Despite the audiences wanting Fanny and Kim to succeed, as they are both sympathetic, relatable characters, both of these musicals end tragically, with failed relationships. The writers of these shows may be conveying a message that whether you defy stereotypes or not, it is very difficult for women at this time to be happy and fulfilled, as society allows men to do what they want and women must deal with their choices. Both Fanny and Kim were fiercely loyal and loving partners, but that did not guarantee them happily ever after. Fanny’s lack of stereotypical femininity may have been what intrigued Nick initially, but her ambition and success were too much for Nick to handle. Feeling emasculated by Fanny’s lack of femininity, Nick gets involved in illegal business dealings in order to find some of his own success, and he ends up in prison. Similarly, Kim’s conformity to the stereotypes of Eastern Asian women was what drew Chris to her in the first place, but her passivity makes it so she will not fight for her love once she finds out Chris had moved on and remarried.
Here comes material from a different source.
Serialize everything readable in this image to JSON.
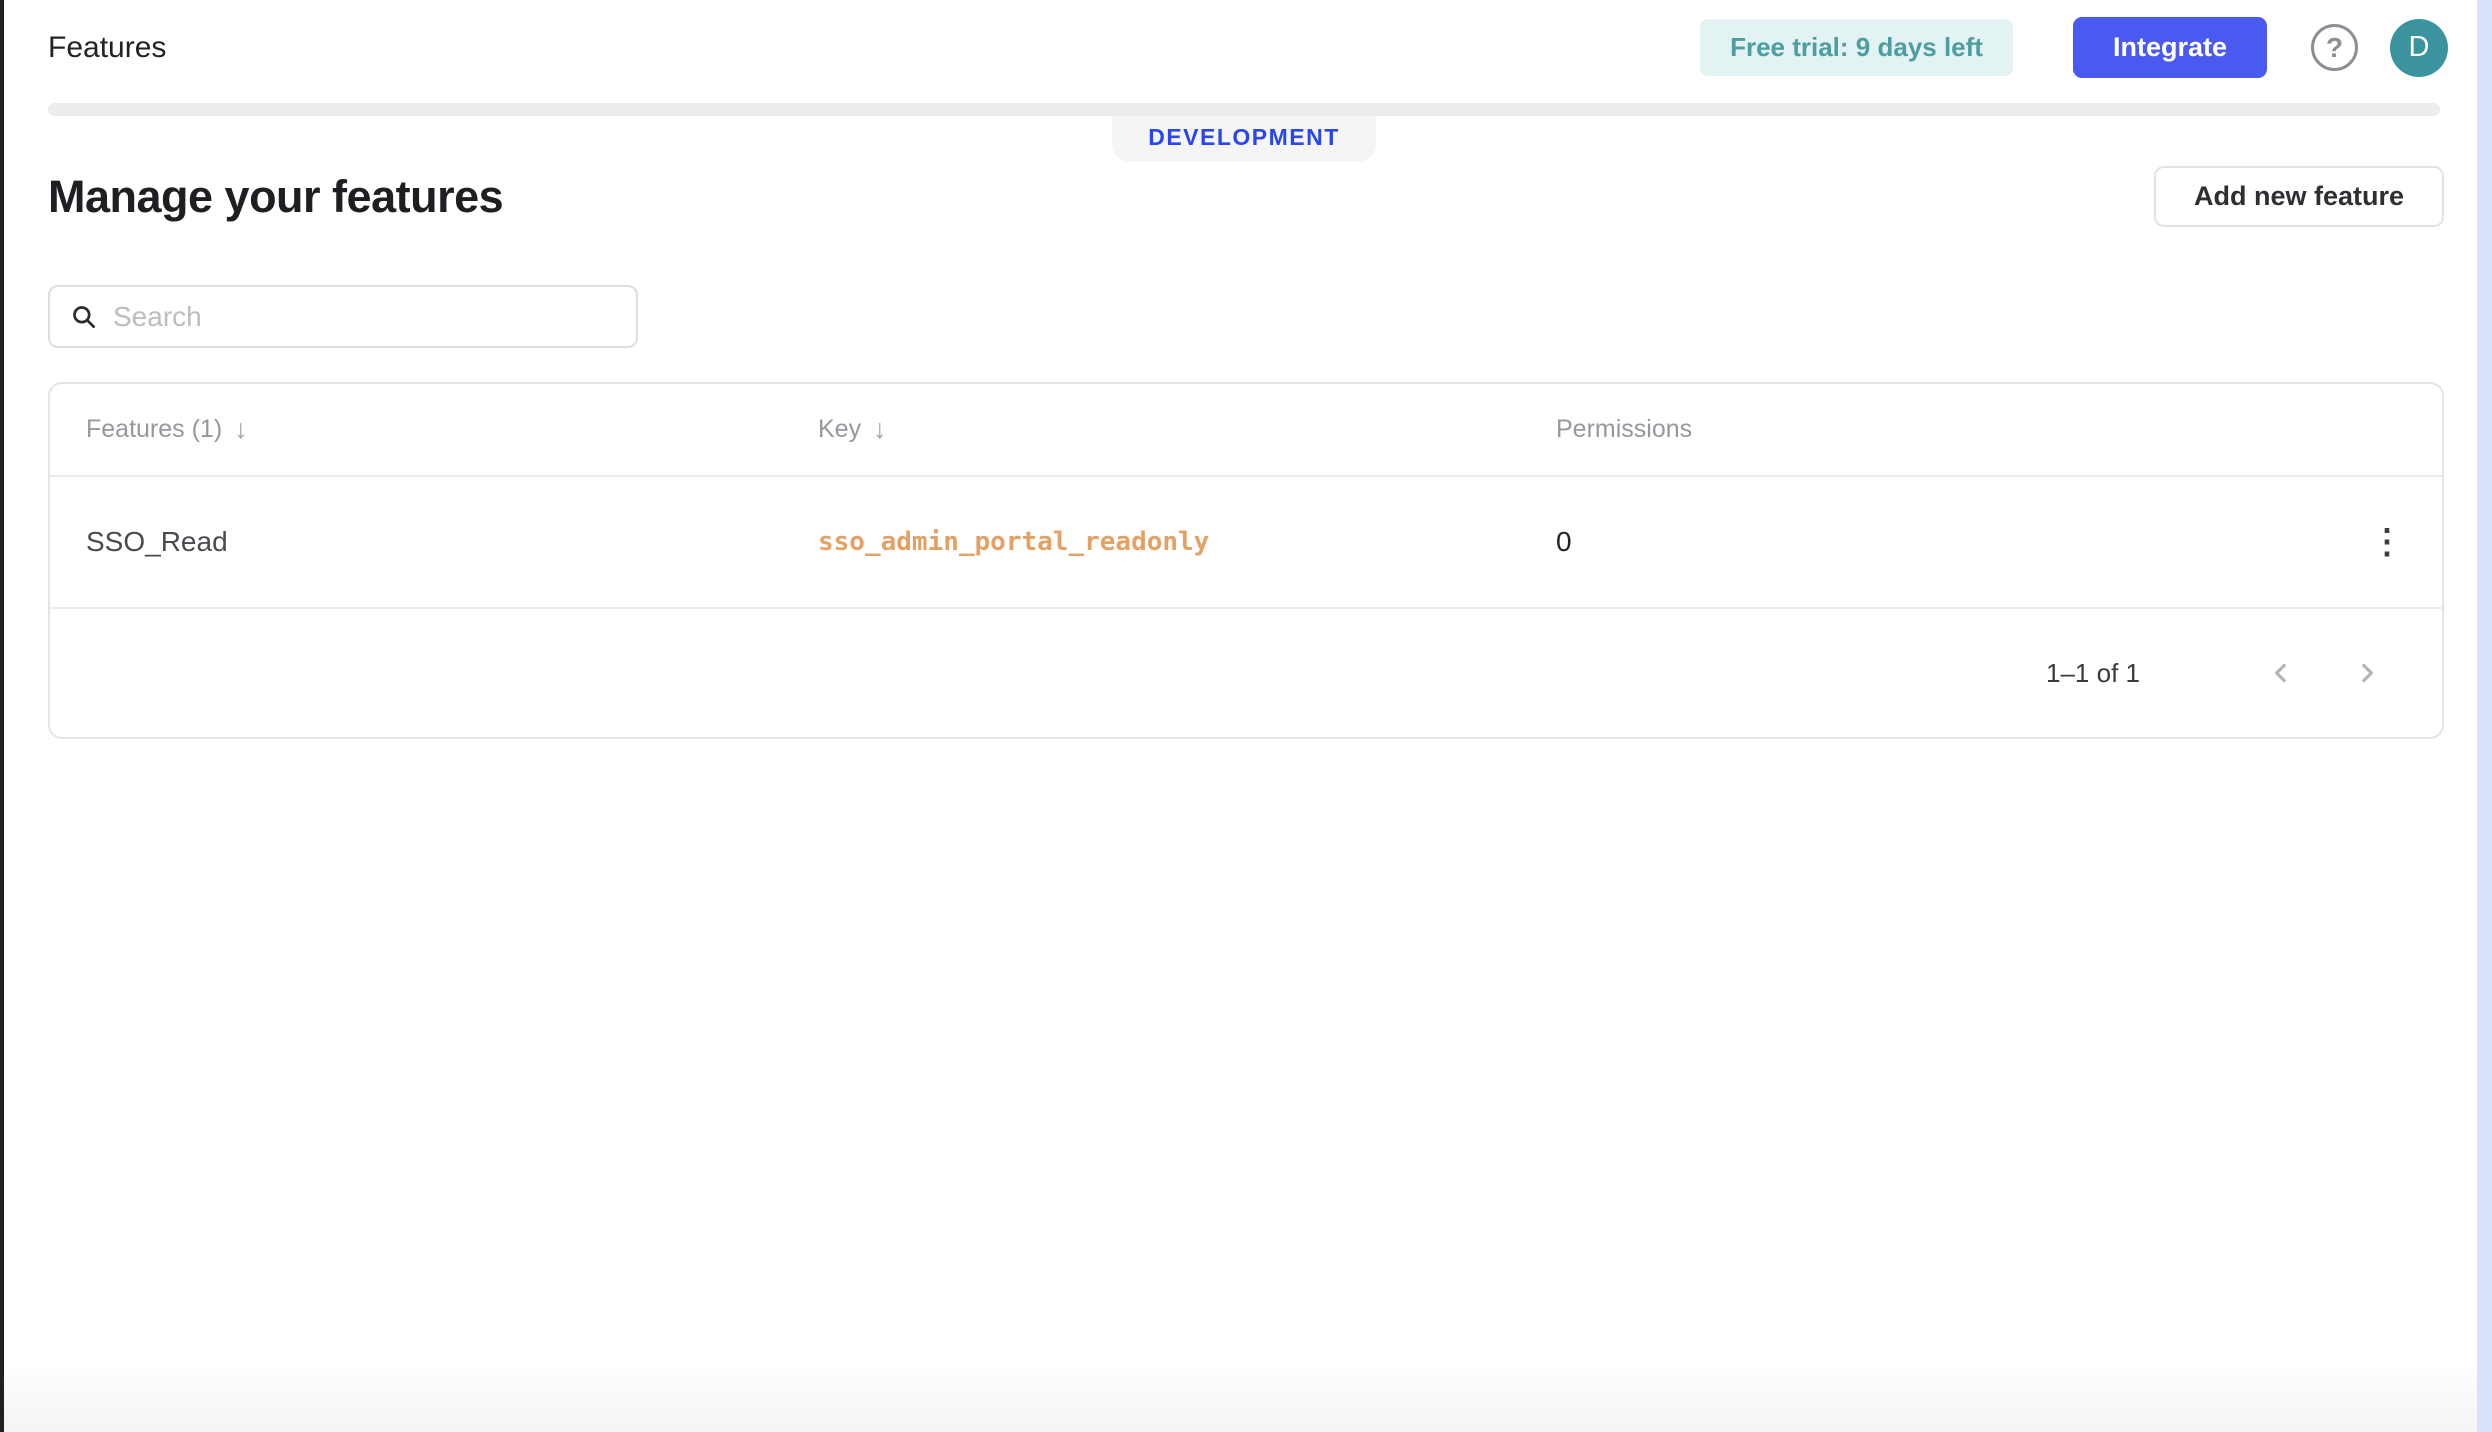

The harsh and problematic lesson learned by seeing the tragic endings for both of these women is that even if women attempt to control their own destinies or not, at least in terms of relationships, men still have the power to choose the fate for them, their relationship, and their women.